Long-listed for the Man Booker Prize last year, ‘The Last Hundred Days’ by Patrick McGuinness tells the story of a young British expat living in Romania at the time of the fall of Ceaucescu in 1989. Offered a job at a university, the unnamed narrator soon becomes embroiled in a web of corruption and betrayal. Loosely based on McGuinness’ own experiences, it is a shocking, sometimes brutal account of life under the shadow of a dictator and his rapid downfall. It is a story told with bleak authenticity.
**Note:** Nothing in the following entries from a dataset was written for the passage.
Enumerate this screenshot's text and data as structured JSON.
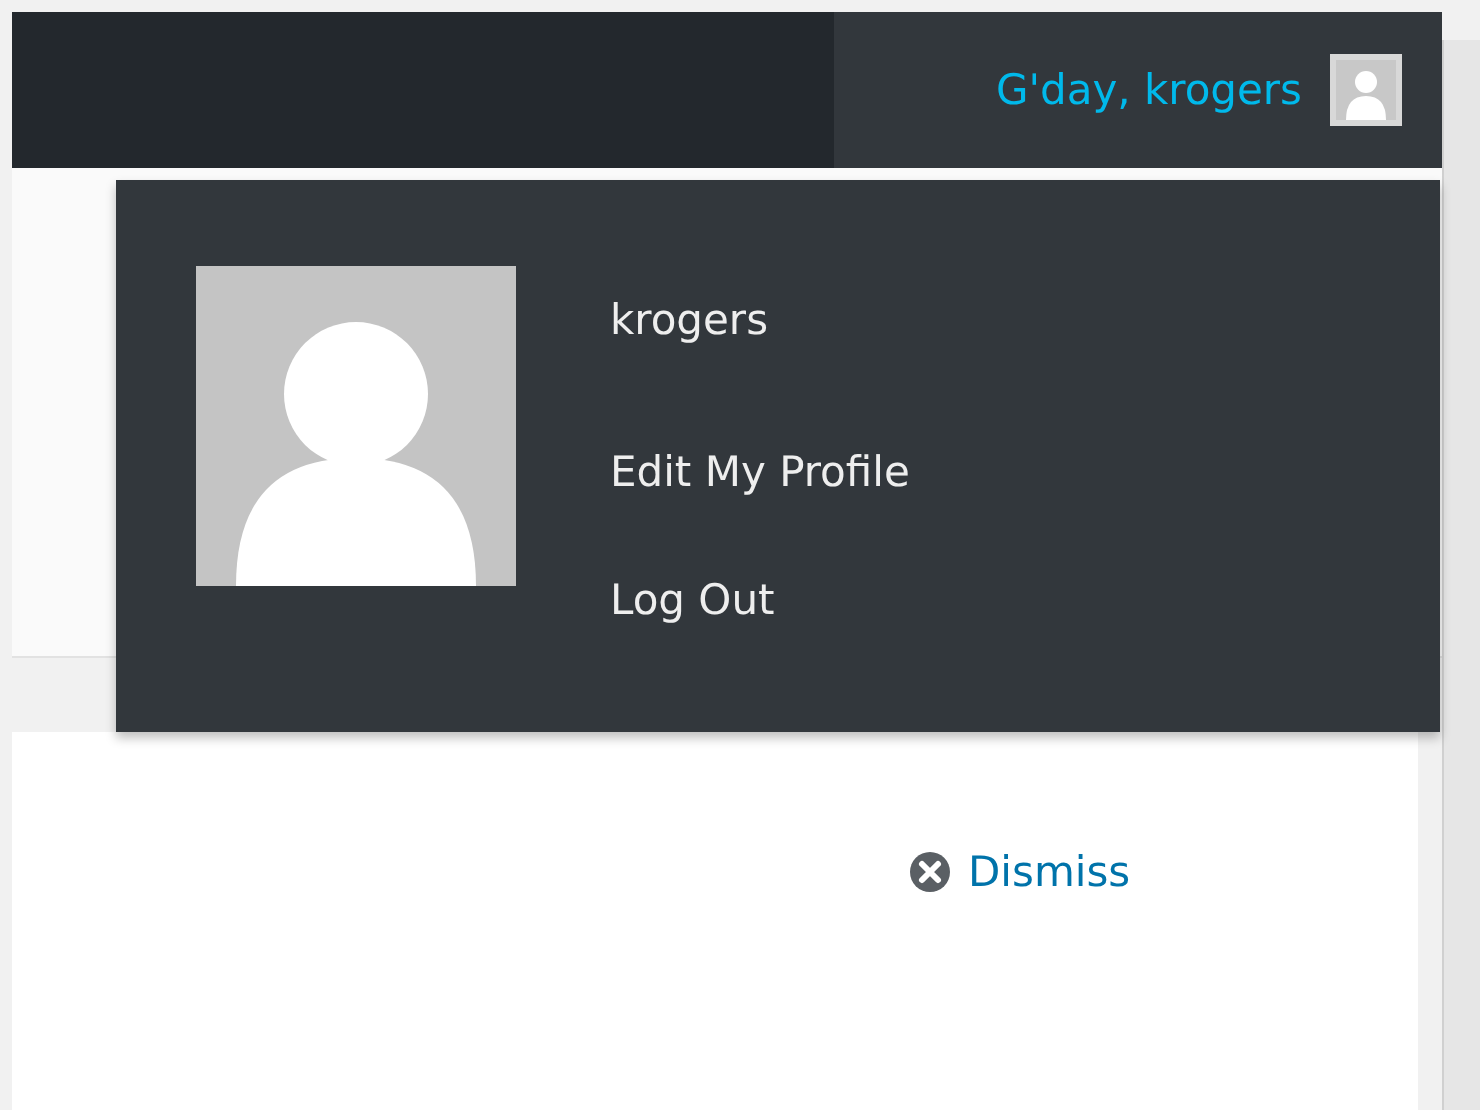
{
  "admin_bar": {
    "account": {
      "greeting": "G'day, krogers",
      "expanded": true
    }
  },
  "account_menu": {
    "username": "krogers",
    "links": [
      "Edit My Profile",
      "Log Out"
    ]
  },
  "notice": {
    "dismiss": "Dismiss"
  }
}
I recently read ‘Snowdrops‘ by A. D. Miller which shares a number of similarities with ‘The Last Hundred Days’. Both are tautly-written thrillers about the collapse/aftermath of communism in eastern Europe told from the point of view of cynical British expats and both were nominated for the Booker Prize last year. I enjoyed ‘Snowdrops’ but I think I slightly preferred ‘The Last Hundred Days’ which I think was a bit meatier in terms of overall substance even though the plot itself was often quite sketchy. Interestingly, it was ‘Snowdrops’ which went on to be short-listed for the prize. I hope that ‘The Last Hundred Days’ wasn’t overlooked from the final shortlist purely because of its coincidental similarities with ‘Snowdrops’.
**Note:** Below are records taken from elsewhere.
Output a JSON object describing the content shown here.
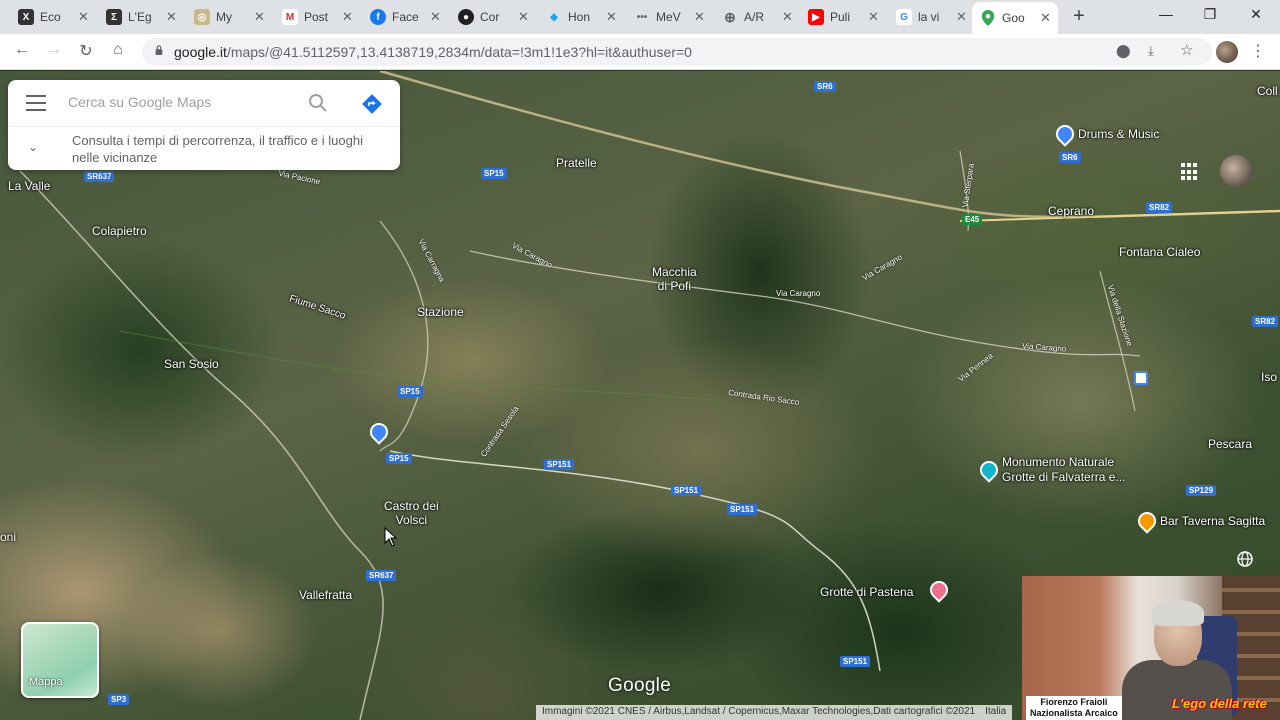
{
  "tabs": [
    {
      "title": "Eco",
      "color": "#333333",
      "glyph": "X"
    },
    {
      "title": "L'Eg",
      "color": "#333333",
      "glyph": "Σ"
    },
    {
      "title": "My ",
      "color": "#c8b98a",
      "glyph": "◎"
    },
    {
      "title": "Post",
      "color": "#d93025",
      "glyph": "M"
    },
    {
      "title": "Face",
      "color": "#1877f2",
      "glyph": "f"
    },
    {
      "title": "Cor",
      "color": "#202124",
      "glyph": "●"
    },
    {
      "title": "Hon",
      "color": "#1da1f2",
      "glyph": "🐦"
    },
    {
      "title": "MeV",
      "color": "#5f6368",
      "glyph": "•••"
    },
    {
      "title": "A/R",
      "color": "#5f6368",
      "glyph": "⊕"
    },
    {
      "title": "Puli",
      "color": "#ff0000",
      "glyph": "▶"
    },
    {
      "title": "la vi",
      "color": "#4285f4",
      "glyph": "G"
    },
    {
      "title": "Goo",
      "color": "#34a853",
      "glyph": "📍"
    }
  ],
  "window": {
    "minimize": "—",
    "restore": "❐",
    "close": "✕",
    "new_tab": "+"
  },
  "toolbar": {
    "url_host": "google.it",
    "url_path": "/maps/@41.5112597,13.4138719,2834m/data=!3m1!1e3?hl=it&authuser=0"
  },
  "search": {
    "placeholder": "Cerca su Google Maps",
    "hint": "Consulta i tempi di percorrenza, il traffico e i luoghi nelle vicinanze"
  },
  "places": {
    "la_valle": "La Valle",
    "colapietro": "Colapietro",
    "pratelle": "Pratelle",
    "macchia": "Macchia\ndi Pofi",
    "stazione": "Stazione",
    "san_sosio": "San Sosio",
    "fiume_sacco": "Fiume Sacco",
    "castro": "Castro dei\nVolsci",
    "vallefratta": "Vallefratta",
    "ceprano": "Ceprano",
    "fontana": "Fontana Cialeo",
    "pescara": "Pescara",
    "grotte_pastena": "Grotte di Pastena",
    "oni": "oni",
    "iso": "Iso",
    "coll": "Coll"
  },
  "roads": {
    "sr6": "SR6",
    "sr6b": "SR6",
    "sr637": "SR637",
    "sr637b": "SR637",
    "sp15": "SP15",
    "sp15b": "SP15",
    "sp15c": "SP15",
    "sp151a": "SP151",
    "sp151b": "SP151",
    "sp151c": "SP151",
    "sp151d": "SP151",
    "sr82": "SR82",
    "sr82b": "SR82",
    "e45": "E45",
    "sp129": "SP129",
    "sp3": "SP3",
    "via_caragno1": "Via Caragno",
    "via_caragno2": "Via Caragno",
    "via_caragno3": "Via Caragno",
    "via_caragno4": "Via Caragno",
    "via_carragna": "Via Carragna",
    "contrada_sesola": "Contrada Sesola",
    "contrada_rio": "Contrada Rio Sacco",
    "via_pennea": "Via Pennea",
    "via_stazione": "Via della Stazione",
    "via_sterpara": "Via Sterpara",
    "via_pacione": "Via Pacione"
  },
  "pois": {
    "drums": "Drums & Music",
    "monumento": "Monumento Naturale\nGrotte di Falvaterra e...",
    "bar": "Bar Taverna Sagitta"
  },
  "layer": {
    "label": "Mappa"
  },
  "footer": {
    "logo": "Google",
    "attribution": "Immagini ©2021 CNES / Airbus,Landsat / Copernicus,Maxar Technologies,Dati cartografici ©2021",
    "country": "Italia"
  },
  "webcam": {
    "caption": "Fiorenzo Fraioli\nNazionalista Arcaico",
    "brand": "L'ego della rete"
  },
  "colors": {
    "accent": "#1a73e8",
    "pin_blue": "#4285f4",
    "pin_teal": "#12b5cb",
    "pin_orange": "#f29900",
    "pin_pink": "#ee6e8d"
  }
}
While I was aware of the personality cult of Ceausescu before I read this, the cold reality of day-to-day life in Romania was still shocking to read about even in the form of a fictional account especially considering that 1989 was not all that long ago. The fact that McGuinness is also a poet clearly shows in his writing which offers some real insight into the underworld of corruption and everyday life in Bucharest during a tumultuous period of history. The characters are vividly drawn if not always likeable. In particular, the subtle development of the narrator’s journey from initial detachment to total involvement in events is fascinating. An impressive debut all round.